Every time I saw him, he would work himself up into a rage about how poorly they were constructing the building. I warned him to calm down and not worry about it but to no avail. Ernie was obsessed. He had found a new project it seemed. I was concerned for his health.
I left on a moto adventure for several months and forgot about Ernie. When I returned, I noticed the Mexicans were putting the final touches to the block building. It was a beautiful solid building, very ornate and colonial in style. But I, also, noticed that Ernie was no were to be found.
Finally, after a few days of not seeing Ernie, I went over to the building and I approached Ishmel, the foreman of the construction crew, and asked him if he had seen him. He was a small barrel chested man from Chiapas on the Guatemalan border. His bronze skin, silky black hair and flat face revealed his Indian descent. He was legendary in our village for his wisdom and capacity for hard work.
Ishmel shook his head and replied. “Oh, it was terrible, Sr. Ken. You remember how Sr. Ernie was so upset with our methods?”
I nodded. I knew from his tone that something bad had happened.
Ishmel continued, “Well, one day Sr. Ernie got really upset with us—more than usual. So upset that he grabbed the trowel from my hand and yelled that he would show us how to lay block properly and began buttering block and laying them.”
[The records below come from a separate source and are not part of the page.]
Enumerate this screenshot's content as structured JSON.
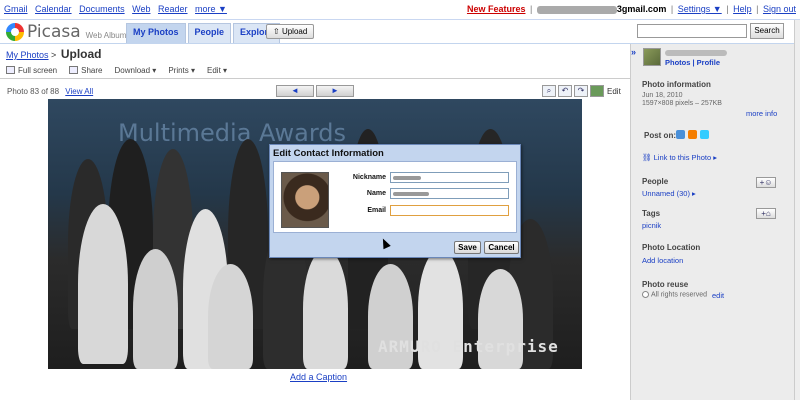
{
  "topbar": {
    "left_links": [
      "Gmail",
      "Calendar",
      "Documents",
      "Web",
      "Reader",
      "more ▼"
    ],
    "new_features": "New Features",
    "email_suffix": "3gmail.com",
    "settings": "Settings ▼",
    "help": "Help",
    "signout": "Sign out"
  },
  "header": {
    "logo_text": "Picasa",
    "logo_sub": "Web Albums",
    "tabs": [
      "My Photos",
      "People",
      "Explore"
    ],
    "upload": "Upload",
    "search_button": "Search"
  },
  "breadcrumb": {
    "root": "My Photos",
    "sep": ">",
    "title": "Upload"
  },
  "toolbar": {
    "items": [
      "Full screen",
      "Share",
      "Download ▾",
      "Prints ▾",
      "Edit ▾"
    ]
  },
  "photo_nav": {
    "count": "Photo 83 of 88",
    "view_all": "View All",
    "prev": "◄",
    "next": "►",
    "edit": "Edit"
  },
  "photo": {
    "banner_text": "Multimedia Awards",
    "watermark": "ARMURO Enterprise",
    "add_caption": "Add a Caption"
  },
  "sidebar": {
    "collapse": "»",
    "profile_links": "Photos | Profile",
    "photo_info_title": "Photo information",
    "photo_date": "Jun 18, 2010",
    "photo_dims": "1597×808 pixels – 257KB",
    "more_info": "more info",
    "post_on": "Post on:",
    "link_to_photo": "Link to this Photo ▸",
    "people_title": "People",
    "unnamed": "Unnamed (30) ▸",
    "tags_title": "Tags",
    "tag": "picnik",
    "location_title": "Photo Location",
    "add_location": "Add location",
    "reuse_title": "Photo reuse",
    "reuse_value": "All rights reserved",
    "edit": "edit"
  },
  "dialog": {
    "title": "Edit Contact Information",
    "nickname_label": "Nickname",
    "name_label": "Name",
    "email_label": "Email",
    "email_value": "",
    "save": "Save",
    "cancel": "Cancel"
  }
}
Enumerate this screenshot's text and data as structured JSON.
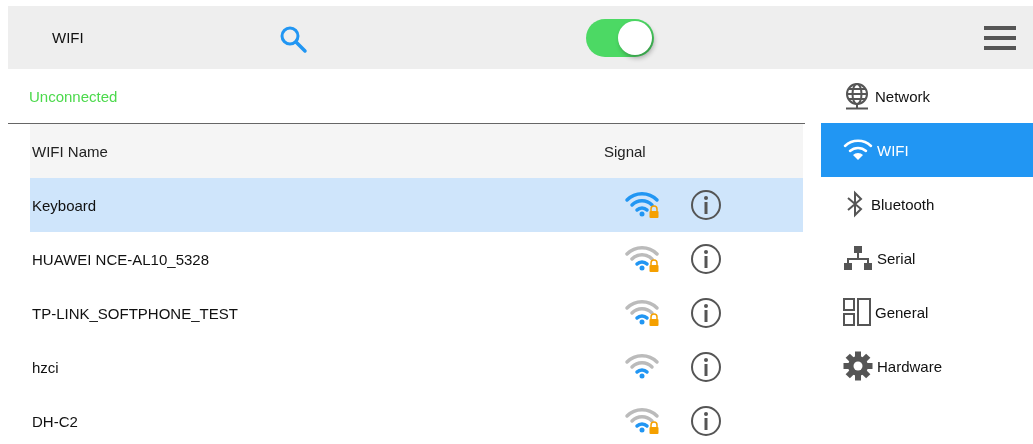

Ishmel teared up and continue. “Then it happened. He looked up at me and said he didn’t feel so well and dropped dead, over there.” Ishmel pointed to a little wooden cross behind the building.
After recovering from my shock I asked Ishmel what he thought about all this. He paused for some time before answering. “Well. Sr. Ernie was upset with us. He wanted us to lay block a better way –the American way. But after seeing what happen to him, I think we’ll just keep laying block the way we’ve always done it—the Mayan way.”
My name is Ken Decroo. I am a writer and an adventurer, and I’ve been wandering the Baja Peninsula for over 50 years. I keep coming back to this land and its people as though she were a mistress–she has the unique ability of reclaiming herself and keeping the core of her character, and she has been a centering, constant support for me in this high-speed, plugged-in world. It is where I write. More at Welcome!
My latest novel is Almost Human. It is available from Barnes and Noble and Amazon. Autographed copies of Almost Human can be purchased directly by clicking the buy button below.